Mobile messaging app Kik is giving users new controls to protect against unwanted anonymous advances, the company said today. The app will censor images from strangers to limit lewd content being shared by surprise, explained Heather Galt, Kik’s head of marketing and safety.
“If you haven’t talked to someone before, we’re treating new conversations differently,” Galt said. “It felt like the logical next step.”
The app will blur all photos in messages when users who never interacted before contact each other for the first time. Users can only share unblurred images after they have both approved each other.
Kik, based in Ontario, Canada, is approaching 150 million registered users, many of them teenagers, Galt said. Young people—sometimes those too young for their own phones—use Kik mobile devices like iPods, because it doesn’t require a number to join.
Smartphone users like the app because it gives them a way to connect without handing over their numbers. Galt said that many users post their Kik contact info elsewhere online from Tumblr to Instagram so people they meet can message them.
“One of the biggest drivers for the app is that you should feel comfortable sharing your Kik username wherever you want,” Galt said. “That’s one of the benefits.”

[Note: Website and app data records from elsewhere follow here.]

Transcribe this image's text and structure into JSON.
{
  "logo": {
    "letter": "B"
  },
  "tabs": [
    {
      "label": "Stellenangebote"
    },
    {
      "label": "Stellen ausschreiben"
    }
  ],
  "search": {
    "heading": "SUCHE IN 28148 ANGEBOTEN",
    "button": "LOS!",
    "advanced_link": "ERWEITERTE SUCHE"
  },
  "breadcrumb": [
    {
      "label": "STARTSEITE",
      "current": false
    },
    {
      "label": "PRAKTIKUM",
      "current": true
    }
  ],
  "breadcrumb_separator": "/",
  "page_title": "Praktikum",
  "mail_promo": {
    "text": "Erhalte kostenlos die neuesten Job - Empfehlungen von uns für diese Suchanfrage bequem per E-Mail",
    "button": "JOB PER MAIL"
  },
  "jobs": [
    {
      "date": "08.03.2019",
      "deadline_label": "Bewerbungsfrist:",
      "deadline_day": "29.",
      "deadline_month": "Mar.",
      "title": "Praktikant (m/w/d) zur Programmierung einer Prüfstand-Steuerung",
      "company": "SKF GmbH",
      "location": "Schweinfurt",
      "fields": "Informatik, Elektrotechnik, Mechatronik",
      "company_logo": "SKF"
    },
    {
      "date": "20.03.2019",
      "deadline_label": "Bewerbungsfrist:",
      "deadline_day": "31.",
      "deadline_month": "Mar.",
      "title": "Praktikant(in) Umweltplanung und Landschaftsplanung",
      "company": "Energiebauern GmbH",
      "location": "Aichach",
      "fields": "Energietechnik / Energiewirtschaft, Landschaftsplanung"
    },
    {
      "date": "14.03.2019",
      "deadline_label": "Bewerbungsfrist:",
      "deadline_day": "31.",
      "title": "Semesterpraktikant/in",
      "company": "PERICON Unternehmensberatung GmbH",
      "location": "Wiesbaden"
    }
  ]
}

However, revealing your Kik contact online means that strangers could send unsafe and explicit messages. Harassment and security concerns, always a part of the online community, have become heightened in the messaging space with the rise of apps like Snapchat, Line, Tango, WeChat and others.
Galt did not reveal how many daily users Kik has, but she said 50 percent of Kik’s daily users share photos. Kik also is combating spam on the platform, Galt said.
Brands have been waking up to mobile apps that introduce them to users. Today, Tango announced it would support brand channels for users to follow. Kik has opened its platform for brands and publishers to create mobile websites within the platform.